We celebrated Ernie’s birthday this month as we do each year about this time.
Somehow I don’t remember much else about this month other than construction and the mad panic to get things ready to move out of the fifth wheel before it got too cold.
Much of the month we have continued to live off-grid. We have four deep cycle golf cart batteries to run the 12 volt DC system in the fifth wheel and an inverter to provide some AC. The fridge runs on propane as does the stove. The furnace heats with propane, but uses 12 volts DC to run the fan and not only does it blow air it sucks amps. During the summer here and winter in the south the solar panels supply enough juice unless there are three rainy days in a row. This time of the year, where we are in Northern Saskatchewan, there are not enough rays to help much. The generator needs to run for several hours a day to keep the batteries charged with the load of the furnace fan and lights. It also has to run to supply any electrical tools we are using.

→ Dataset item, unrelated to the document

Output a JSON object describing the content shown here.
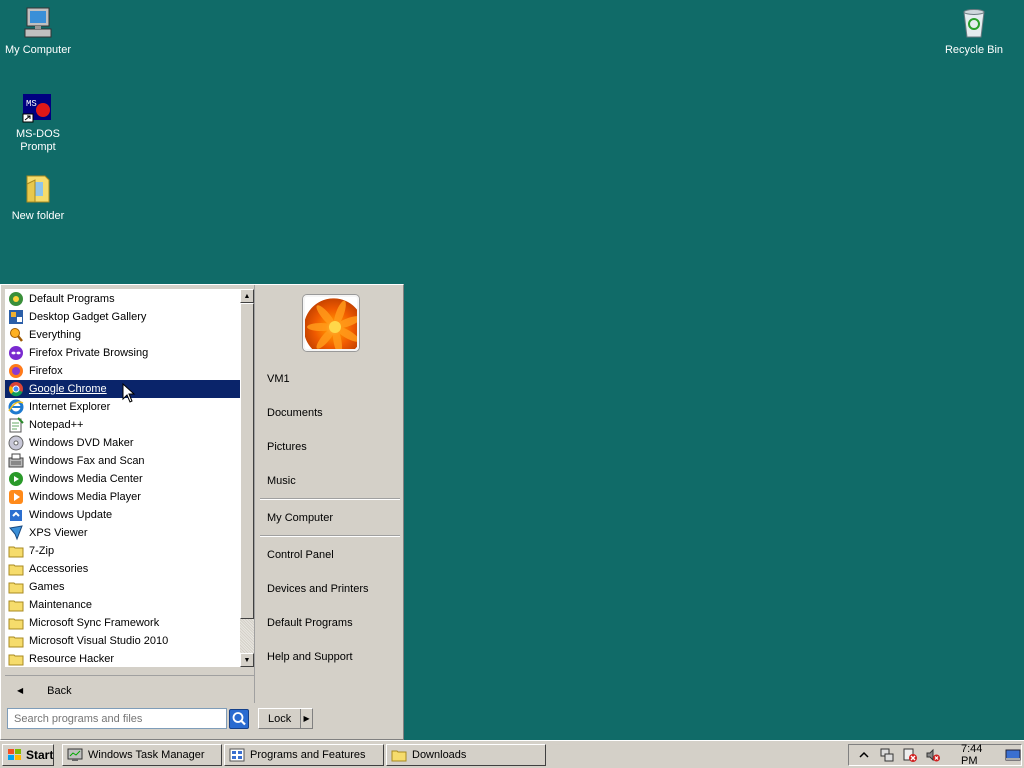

A couple of days before the power company showed up to hook us up to the grid our generator died. The cap at the end of the crankcase fell off and all the oil drained out. I figured that was the end of it and left it sitting in its puddle of vital fluid and went and borrowed Ernie’s generator.
When SaskPower was here I was talking to one of the guys and he asked about the generator. I explained. He pulled the start cord and the motor turned over easily. “It doesn’t look like it seized”, he said. I guess the oil level switch did its job. I replaced the part that fell out and added oil. It started and ran fine. I cleaned up the oil spill.

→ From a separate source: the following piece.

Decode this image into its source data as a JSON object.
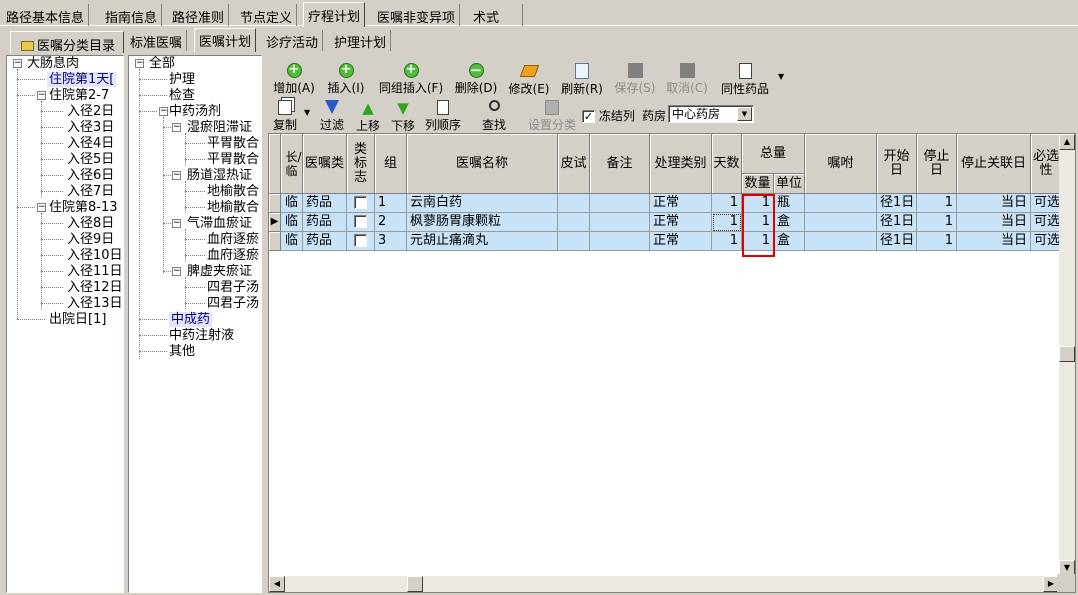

As October morphed into November we kept plugging along doing whatever was in front of at the time. We shifted tasks depending on mood, weather and availability of material.
Ernie and Nick came by and we worked together and completed all the wiring needed for the rough-in inspection. The special right angle drill made two holes and died. A warranty replacement will be in the mail but not much help that day.
The inspector came by and said he was happy. I had called about two exemptions and he granted both. I didn’t want the septic tank macerator pump on a GFCI breaker, because of the potential for nuisance trips. He allowed that as long as I put in a single outlet, rather than a duplex.
The other exemption I asked for was for the in-floor heating. Code calls for electric heating to be on its own circuit. The in-floor heating was 150 Watts at 120 Volts. All the other heating was 240 Volts. Also, code says things inside the bathroom have to be on a GFCI. The controller for the in-floor heating has its own GFCI. Supplying one GFCI from another is asking to be annoyed. He allowed me to just add the 150 Watts to a lighting circuit .and use the GFCI built in to the controller.
The winter snow arrived. The real cold was going to be right behind it. The hardware store phoned. The window I had ordered last summer had arrived. I ran to town and picked it up, came home, cut a hole in the wall and installed it in the dark while the snow swirled around me. I just cut the siding back around the window. That’s now a job for next summer.
Somewhere in all this activity we installed the bathtub, the bathroom fan, the toilet and the hand basin. We may not have running water but we can carry water and after we use it the waste water disappears down a drain. With the fixtures in place sheet rocking of the bathroom could commence. Before we put the tank in the water shed I used the shed as a workshop and built a bathroom door out of left over tongue and groove spruce that had been used for the ceiling/ second floor.
The SaskPower crew showed up. Not much for us to do but watch, which was fun. I visited with the supervisor while the crew worked.
We were grateful they agreed to run the two cables in a trench beside the road and not cut a path through the trees. Two cables? Yes. The transformer is on a ring feed. It is fed from two directions at once. They trench out to the grid road and find the line going past and cut it and tie a wire from our transformer to each of the two cut ends. That way if there is a fault on the line they can isolate that fault and continue to feed all the customers on that ring. If there were faults in two different segments, they would have to start digging right away. The customers affected could be affected for a day or two. Fortunately that is rare. We lived on the other half of the property for about fifteen years. When the supply was by overhead line from one end outages were common. Since going underground they are rare.